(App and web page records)
►

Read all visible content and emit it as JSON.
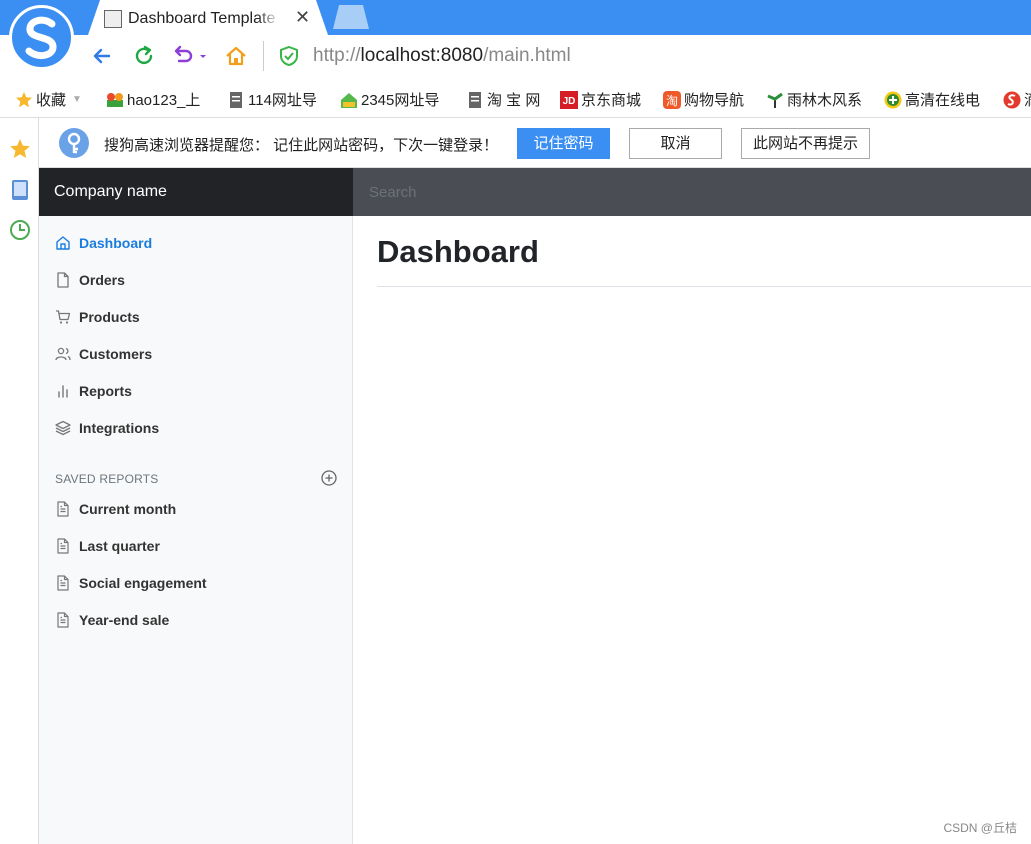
{
  "browser": {
    "tab_title": "Dashboard Template f",
    "tab_close": "✕",
    "url_scheme": "http://",
    "url_host": "localhost:8080",
    "url_path": "/main.html"
  },
  "bookmarks": [
    {
      "label": "收藏",
      "icon": "star-icon"
    },
    {
      "label": "hao123_上",
      "icon": "hao123-icon"
    },
    {
      "label": "114网址导",
      "icon": "page-icon"
    },
    {
      "label": "2345网址导",
      "icon": "house-2345-icon"
    },
    {
      "label": "淘 宝 网",
      "icon": "page-icon"
    },
    {
      "label": "京东商城",
      "icon": "jd-icon"
    },
    {
      "label": "购物导航",
      "icon": "taobao-icon"
    },
    {
      "label": "雨林木风系",
      "icon": "tree-icon"
    },
    {
      "label": "高清在线电",
      "icon": "plus-circle-icon"
    },
    {
      "label": "滴",
      "icon": "sogou-icon"
    }
  ],
  "password_bar": {
    "message": "搜狗高速浏览器提醒您： 记住此网站密码，下次一键登录！",
    "remember_label": "记住密码",
    "cancel_label": "取消",
    "never_label": "此网站不再提示"
  },
  "page": {
    "brand": "Company name",
    "search_placeholder": "Search",
    "title": "Dashboard",
    "accent_color": "#1a7dde"
  },
  "sidebar": {
    "items": [
      {
        "label": "Dashboard",
        "icon": "home-icon",
        "active": true
      },
      {
        "label": "Orders",
        "icon": "file-icon"
      },
      {
        "label": "Products",
        "icon": "shopping-cart-icon"
      },
      {
        "label": "Customers",
        "icon": "users-icon"
      },
      {
        "label": "Reports",
        "icon": "bar-chart-icon"
      },
      {
        "label": "Integrations",
        "icon": "layers-icon"
      }
    ],
    "saved_heading": "SAVED REPORTS",
    "saved": [
      {
        "label": "Current month",
        "icon": "file-text-icon"
      },
      {
        "label": "Last quarter",
        "icon": "file-text-icon"
      },
      {
        "label": "Social engagement",
        "icon": "file-text-icon"
      },
      {
        "label": "Year-end sale",
        "icon": "file-text-icon"
      }
    ]
  },
  "watermark": "CSDN @丘桔"
}
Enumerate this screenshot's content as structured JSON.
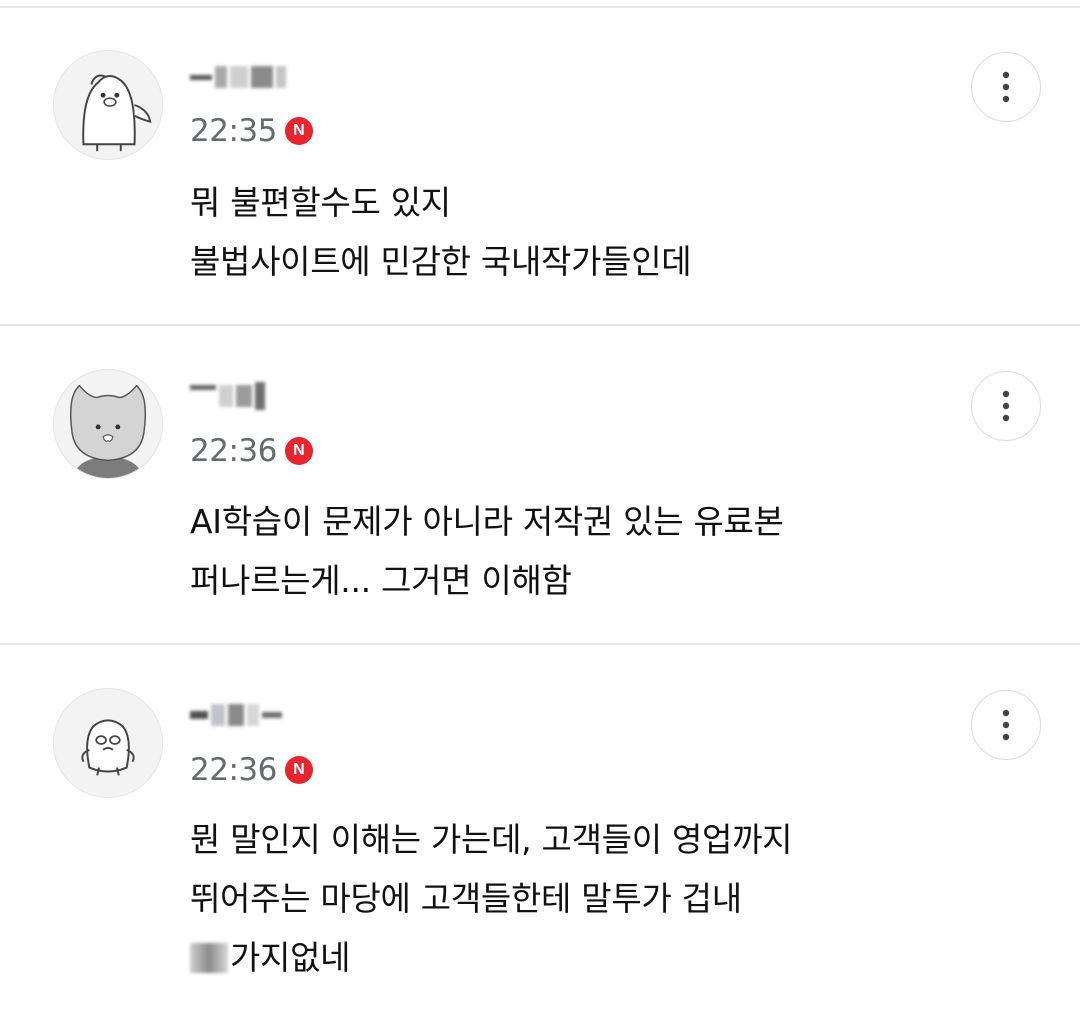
{
  "comments": [
    {
      "time": "22:35",
      "badge": "N",
      "line1": "뭐 불편할수도 있지",
      "line2": "불법사이트에 민감한 국내작가들인데",
      "avatar_icon": "penguin-avatar-icon"
    },
    {
      "time": "22:36",
      "badge": "N",
      "line1": "AI학습이 문제가 아니라 저작권 있는 유료본",
      "line2": "퍼나르는게... 그거면 이해함",
      "avatar_icon": "cat-avatar-icon"
    },
    {
      "time": "22:36",
      "badge": "N",
      "line1": "뭔 말인지 이해는 가는데, 고객들이 영업까지",
      "line2": "뛰어주는 마당에 고객들한테 말투가 겁내",
      "line3_suffix": "가지없네",
      "avatar_icon": "blob-avatar-icon"
    }
  ],
  "more_icon": "more-vertical-icon",
  "badge_color": "#e8242c",
  "time_color": "#666a73"
}
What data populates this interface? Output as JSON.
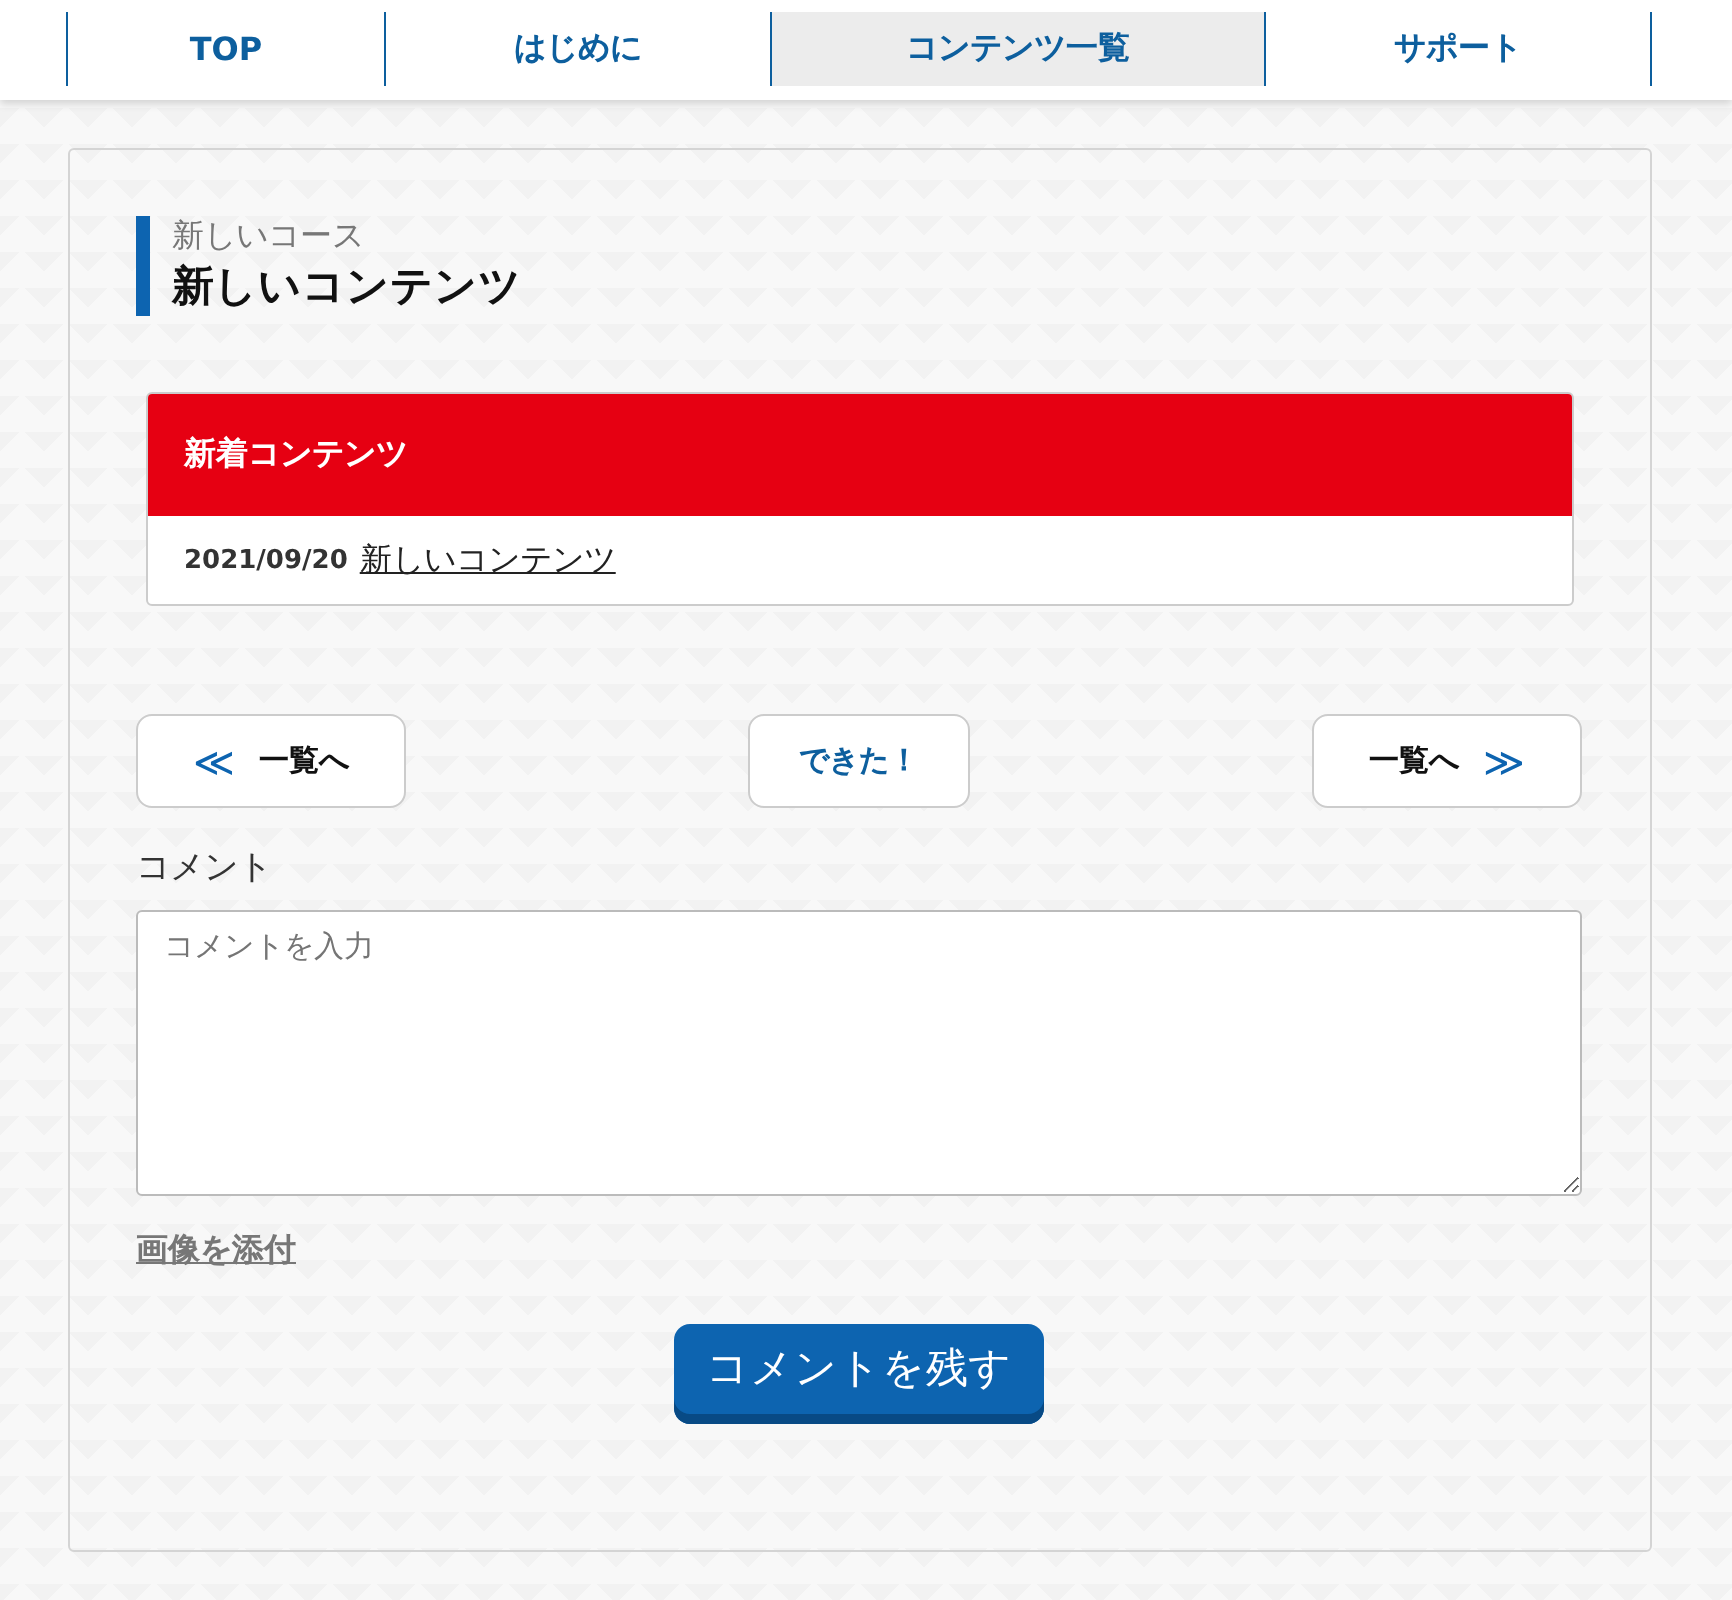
{
  "nav": {
    "tabs": [
      {
        "label": "TOP",
        "selected": false
      },
      {
        "label": "はじめに",
        "selected": false
      },
      {
        "label": "コンテンツ一覧",
        "selected": true
      },
      {
        "label": "サポート",
        "selected": false
      }
    ]
  },
  "heading": {
    "course": "新しいコース",
    "title": "新しいコンテンツ"
  },
  "news": {
    "title": "新着コンテンツ",
    "items": [
      {
        "date": "2021/09/20",
        "link": "新しいコンテンツ"
      }
    ]
  },
  "pager": {
    "prev": {
      "arrow": "≪",
      "label": "一覧へ"
    },
    "done": "できた！",
    "next": {
      "label": "一覧へ",
      "arrow": "≫"
    }
  },
  "comment": {
    "label": "コメント",
    "placeholder": "コメントを入力",
    "attach": "画像を添付",
    "submit": "コメントを残す"
  }
}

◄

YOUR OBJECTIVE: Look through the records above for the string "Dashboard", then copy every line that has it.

SOLVED EXERCISE:
    "tab_title": "Dashboard Template f",
    "title": "Dashboard",
        "label": "Dashboard",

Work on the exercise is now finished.